The Banshees of Inisherin
Directed by MartinMcDonagh
By Mary McFarland
Leave it to the Irish in these confusing times to deliver a confounding package of Irish mysticism wrapped up in an allegorical metaphor. The Bansees of Inisherin, directed by Martin McDonagh, is based on the ending of a lifelong friendship between Padraic and Colm (Colin Farrell and Brendan Gleeson) as Colm no longer wants Padraic in this life due to his dullness.
Colm wants to waste no more time interacting w/ Padraic, as he is concerned about his musical legacy and his need to write songs for posterity. The end of the friendship takes Padraic by surprise as it does the rest of the village and results in an unravelling of the main characters lives and an epiphany for others.
Along with Colm’s fiddle music, Ireland’s Civil War plays background blasts on the mainland during March and April of 1923 remarked on only occasionally by the villagers.
The imaginary island of Inisherin (Island of Ireland) off the island of Ireland is a main character of the film with striking scenic shots of suns rising and setting. Inis Mor, and Achill Island provided the filming locations with the waves and roiling ocean giving representation of the inner turmoil the villagers were reeling from.
The film has the requisite Garda and priest who provide shadow to the goodness of Padraic and his friend Dominic, the troubled soul of the village (Barry Keoghan). The Garda, Peadar Kearney (Gary Lydon) is also Dominic’s abusive father. The village priest and therapist is played by David Pearse and the confessional is his theatre.
Siobhan, Padraic’s sister, (Kerry Condon) is excellent as the voice of reason on the island. One of the unexpected stars of the film is Jenny, the miniature donkey who follows Padraic all about Inisherin. Jenny and the other animals in the film play large roles and provide intermittent humor to relieve the darkness of the film.

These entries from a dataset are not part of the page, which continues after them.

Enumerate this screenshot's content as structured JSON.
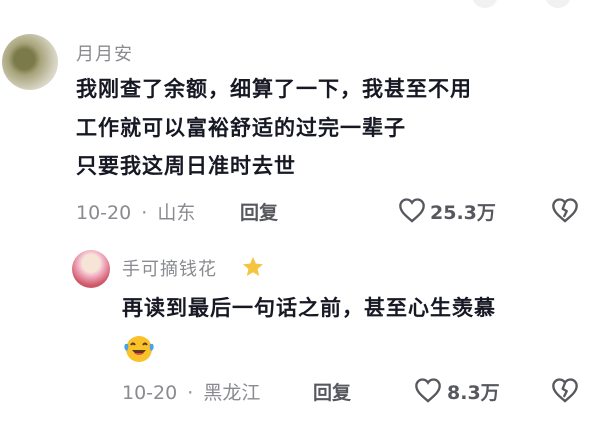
{
  "comments": [
    {
      "username": "月月安",
      "text_lines": [
        "我刚查了余额，细算了一下，我甚至不用",
        "工作就可以富裕舒适的过完一辈子",
        "只要我这周日准时去世"
      ],
      "date": "10-20",
      "separator": "·",
      "location": "山东",
      "reply_label": "回复",
      "likes": "25.3万"
    }
  ],
  "reply": {
    "username": "手可摘钱花",
    "badge_icon": "star-icon",
    "text": "再读到最后一句话之前，甚至心生羡慕",
    "emoji": "laughing-crying-emoji",
    "date": "10-20",
    "separator": "·",
    "location": "黑龙江",
    "reply_label": "回复",
    "likes": "8.3万"
  },
  "colors": {
    "username": "#8a8b91",
    "text": "#161823",
    "meta": "#8a8b91",
    "star": "#f5c542"
  }
}
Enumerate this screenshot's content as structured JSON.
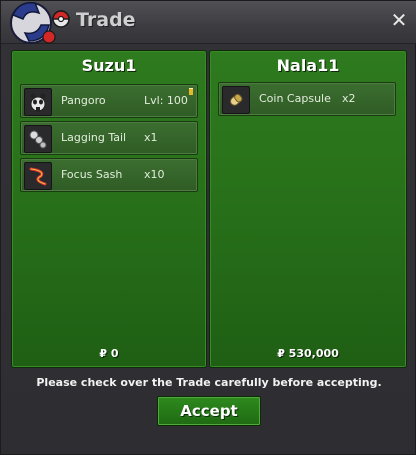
{
  "window": {
    "title": "Trade",
    "close_icon": "close-icon"
  },
  "colors": {
    "panel_green": "#28711a",
    "accent_green": "#2e8a1e",
    "background": "#2e2e32"
  },
  "left_panel": {
    "player": "Suzu1",
    "items": [
      {
        "name": "Pangoro",
        "qty": "Lvl: 100",
        "icon": "pangoro-icon",
        "flag": true
      },
      {
        "name": "Lagging Tail",
        "qty": "x1",
        "icon": "lagging-tail-icon"
      },
      {
        "name": "Focus Sash",
        "qty": "x10",
        "icon": "focus-sash-icon"
      }
    ],
    "money": "₽ 0"
  },
  "right_panel": {
    "player": "Nala11",
    "items": [
      {
        "name": "Coin Capsule",
        "qty": "x2",
        "icon": "coin-capsule-icon"
      }
    ],
    "money": "₽ 530,000"
  },
  "notice": "Please check over the Trade carefully before accepting.",
  "accept_label": "Accept"
}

Once the feud between Padraic and Colm is on, it is really on and the village spirals into distressing behaviors where many are vastly affected and all are touched in some way. The layers of the movie continue to reveal themselves after first viewing, for this comedy has a tragic backbone that references friends against friends, brother against brother. This all playing out adjacent to the backdrop of Ireland mainland where what was done cannot be undone.
Image credit: Colin Farrell and Brendan Gleeson.(Justin Jun Lee / For The Times)